Fresh & Easy Deal Wilting?
Published in CSP Daily News
Tesco's sale of U.S. chain to Burkle's Yucaipa reportedly going beyond freshness date
EL SEGUNDO, Calif. -- Hopes are fading for a sale of Tesco Plc's U.S. small-format grocery business Fresh & Easy Neighborhood Stores Inc. With no deal yet struck, two people familiar with the situation suggested that the most likely outcome would be a closure or breakup of the chain, reported The Financial Times.
Analysts said the prospect of shutting Fresh & Easy, or dismantling it piecemeal, raised the possibility of Tesco incurring more costs than the one-billion-pound (approximately $1.5 billion U.S.) writedown it announced in April.
Tesco was reportedly on the verge of a sale of Fresh & Easy to The Yucaipa Cos., the investment company of U.S. billionaire Ron Burkle. He is recognized as a major investor in the retail, manufacturing, distribution and hospitality industries. He has served as chairman and controlling shareholder of numerous companies including Alliance Entertainment, Golden State Foods, Dominick's, Fred Meyer, Ralphs and Food4Less.
Jim Keyes, the former CEO of 7-Eleven Inc. and Blockbuster Inc., and who owns the Wild Oats upscale grocery name, would serve as CEO of the new venture, people familiar with the discussions and who asked not to be identified because the process isn't public, told Bloomberg in June.
The talks between Tesco and Burkle have stalled, however, several people familiar with the situation told the newspaper. The sticking point in conversations with buyers has been Tesco's desire for a clean break from the United States, said the report. It wants to avoid any situation where it or its shareholders retain liabilities for Fresh & Easy after an exit.

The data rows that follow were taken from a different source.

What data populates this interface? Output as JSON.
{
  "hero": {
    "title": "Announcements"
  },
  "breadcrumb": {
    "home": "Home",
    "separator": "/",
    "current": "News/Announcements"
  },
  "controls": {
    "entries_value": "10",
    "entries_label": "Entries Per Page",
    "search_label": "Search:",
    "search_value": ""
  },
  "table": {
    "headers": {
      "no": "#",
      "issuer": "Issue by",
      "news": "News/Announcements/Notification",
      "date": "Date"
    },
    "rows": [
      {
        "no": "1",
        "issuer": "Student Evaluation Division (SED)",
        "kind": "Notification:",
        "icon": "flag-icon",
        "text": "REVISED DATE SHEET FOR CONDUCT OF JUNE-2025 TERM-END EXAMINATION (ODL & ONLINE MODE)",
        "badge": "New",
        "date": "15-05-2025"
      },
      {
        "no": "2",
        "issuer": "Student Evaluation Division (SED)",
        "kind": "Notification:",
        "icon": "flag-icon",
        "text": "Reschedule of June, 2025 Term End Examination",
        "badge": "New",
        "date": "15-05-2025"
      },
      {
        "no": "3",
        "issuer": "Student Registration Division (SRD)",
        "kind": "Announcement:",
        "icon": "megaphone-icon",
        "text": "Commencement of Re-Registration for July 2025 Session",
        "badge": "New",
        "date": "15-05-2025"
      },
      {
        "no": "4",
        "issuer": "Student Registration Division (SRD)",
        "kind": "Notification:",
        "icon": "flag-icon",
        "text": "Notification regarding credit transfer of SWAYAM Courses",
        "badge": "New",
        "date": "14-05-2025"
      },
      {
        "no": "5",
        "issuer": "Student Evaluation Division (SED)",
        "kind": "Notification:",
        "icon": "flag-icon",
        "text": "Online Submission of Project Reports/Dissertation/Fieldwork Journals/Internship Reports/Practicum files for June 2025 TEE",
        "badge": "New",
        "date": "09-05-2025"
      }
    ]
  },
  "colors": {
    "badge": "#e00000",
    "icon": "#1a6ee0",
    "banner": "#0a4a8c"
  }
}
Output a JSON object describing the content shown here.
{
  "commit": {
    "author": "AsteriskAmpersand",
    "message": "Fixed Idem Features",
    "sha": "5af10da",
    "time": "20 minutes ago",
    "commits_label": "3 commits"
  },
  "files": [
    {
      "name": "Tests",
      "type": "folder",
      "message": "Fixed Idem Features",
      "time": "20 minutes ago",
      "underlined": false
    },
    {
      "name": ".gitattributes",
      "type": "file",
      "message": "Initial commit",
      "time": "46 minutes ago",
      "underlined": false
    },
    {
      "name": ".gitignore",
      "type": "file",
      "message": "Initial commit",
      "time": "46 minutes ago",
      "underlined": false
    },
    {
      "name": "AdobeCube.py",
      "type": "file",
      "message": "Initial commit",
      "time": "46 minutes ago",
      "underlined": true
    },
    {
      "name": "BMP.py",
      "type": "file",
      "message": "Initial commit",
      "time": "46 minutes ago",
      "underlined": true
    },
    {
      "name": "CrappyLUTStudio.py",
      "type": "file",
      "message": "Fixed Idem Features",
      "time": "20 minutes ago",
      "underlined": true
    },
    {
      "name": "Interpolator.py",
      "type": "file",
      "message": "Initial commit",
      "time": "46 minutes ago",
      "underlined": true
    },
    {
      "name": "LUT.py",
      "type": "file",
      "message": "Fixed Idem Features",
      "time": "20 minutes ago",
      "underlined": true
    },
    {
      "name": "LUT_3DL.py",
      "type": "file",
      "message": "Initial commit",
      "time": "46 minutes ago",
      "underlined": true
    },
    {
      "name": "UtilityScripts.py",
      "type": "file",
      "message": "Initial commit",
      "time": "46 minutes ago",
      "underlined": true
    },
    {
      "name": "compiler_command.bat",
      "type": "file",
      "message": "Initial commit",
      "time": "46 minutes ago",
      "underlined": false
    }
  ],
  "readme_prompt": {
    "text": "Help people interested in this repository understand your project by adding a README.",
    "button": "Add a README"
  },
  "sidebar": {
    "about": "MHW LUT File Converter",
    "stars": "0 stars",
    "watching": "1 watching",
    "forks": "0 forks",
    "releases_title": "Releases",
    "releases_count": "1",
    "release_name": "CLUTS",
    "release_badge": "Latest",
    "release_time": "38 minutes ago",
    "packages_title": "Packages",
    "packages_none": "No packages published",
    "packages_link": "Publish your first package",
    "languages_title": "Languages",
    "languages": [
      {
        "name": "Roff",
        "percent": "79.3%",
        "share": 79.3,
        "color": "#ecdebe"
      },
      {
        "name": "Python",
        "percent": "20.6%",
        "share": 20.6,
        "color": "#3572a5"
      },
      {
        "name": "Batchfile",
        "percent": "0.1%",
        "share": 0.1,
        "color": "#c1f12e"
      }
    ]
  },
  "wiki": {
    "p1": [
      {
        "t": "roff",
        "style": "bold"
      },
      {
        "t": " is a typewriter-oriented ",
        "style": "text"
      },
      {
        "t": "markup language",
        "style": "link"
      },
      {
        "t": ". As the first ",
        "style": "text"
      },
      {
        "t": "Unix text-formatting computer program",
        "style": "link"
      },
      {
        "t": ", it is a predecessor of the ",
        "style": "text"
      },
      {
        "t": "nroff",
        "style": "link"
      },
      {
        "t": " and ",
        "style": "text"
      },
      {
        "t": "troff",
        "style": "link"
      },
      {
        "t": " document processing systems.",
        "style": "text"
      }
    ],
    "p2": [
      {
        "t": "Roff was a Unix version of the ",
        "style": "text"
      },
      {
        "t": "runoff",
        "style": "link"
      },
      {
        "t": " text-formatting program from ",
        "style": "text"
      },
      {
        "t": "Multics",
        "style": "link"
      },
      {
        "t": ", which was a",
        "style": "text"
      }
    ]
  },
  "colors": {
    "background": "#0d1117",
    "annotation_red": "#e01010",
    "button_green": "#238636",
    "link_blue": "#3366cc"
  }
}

The current situation is thought to be fluid, however, and it is possible it could yet change.
Tesco declined to comment to the Times.
Clive Black, analyst at Shore Capital, said, "The prolonged timescale is a cause for concern."
He said Tesco was continuing to incur trading losses from Fresh & Easy, although they would be treated as discontinued operations. It also raised the prospects of higher cash costs, from terminating leases, selling the manufacturing facility and redundancy payments.
People familiar with the situation said that Tesco had already made substantial writedowns, and had never expected to receive significant sums for the loss-making business.